Competition between users of the new technology was “soft” for two decades because the new technology coexisted with more costly alternatives. Additional power loom manufacturers did not significantly affect prices as long as most of the market was still being supplied by handloom weavers or by expensive imports. In this situation, it did not hurt to share technology with prospective rivals. Sharing only expanded the new technology’s market share. It took two decades for competition between power loom manufacturers to grow intense.
But if textile manufacturers were making large profits, why did not more firms quickly enter the market? An important reason was learning by doing. Acquiring the requisite knowledge took time and was costly. Few people initially knew how to build, install, operate, and maintain the new machinery.
While noncompete enforcement may be beneficial to established firms, it inhibits the development of early-stage technologies.
Not all markets in all developing nations end up being dominated by a few large firms. The United States itself was the first major developing nation to play catch-up, in this case with British technology. Yet for most of the twentieth century, the United States was able to develop and maintain a balanced, flexible policy that supported the needs of both mature industries and start-ups. Recent developments seem to be undermining that balance.

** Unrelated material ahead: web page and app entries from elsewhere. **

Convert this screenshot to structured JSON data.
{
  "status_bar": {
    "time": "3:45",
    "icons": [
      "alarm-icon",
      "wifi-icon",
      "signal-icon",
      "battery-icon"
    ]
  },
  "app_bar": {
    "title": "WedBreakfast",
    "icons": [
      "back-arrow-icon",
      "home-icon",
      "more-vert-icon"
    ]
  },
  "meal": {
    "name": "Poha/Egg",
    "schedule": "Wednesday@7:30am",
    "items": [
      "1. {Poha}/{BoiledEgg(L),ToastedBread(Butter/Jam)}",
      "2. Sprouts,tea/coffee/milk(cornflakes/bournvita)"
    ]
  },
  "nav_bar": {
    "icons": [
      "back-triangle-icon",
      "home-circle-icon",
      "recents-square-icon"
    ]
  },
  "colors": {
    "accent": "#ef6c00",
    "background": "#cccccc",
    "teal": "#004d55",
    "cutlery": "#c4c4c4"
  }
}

Old technologies tend to support vested interests, such as Big Steel. Mature technologies, established on a large scale, provide jobs and profits for many people… But new technologies rarely have such established interests.
- “The Nature of Technology” by W. Brian Arthur
- “Nonzero: The Logic of Human Destiny” by Robert Wright
- “The Origin of Wealth” by Eric D. Beinhocker
- “Creating the Twentieth Century” by Vaclav Smil
- “Transforming the Twentieth Century” by Vaclav Smil
- “Unbound: How Eight Technologies Made Us Human” by Richard L. Currier
- “Technology: A World History” by Daniel Headrick
- “The Box: How the Shipping Container…” by Marc Levinson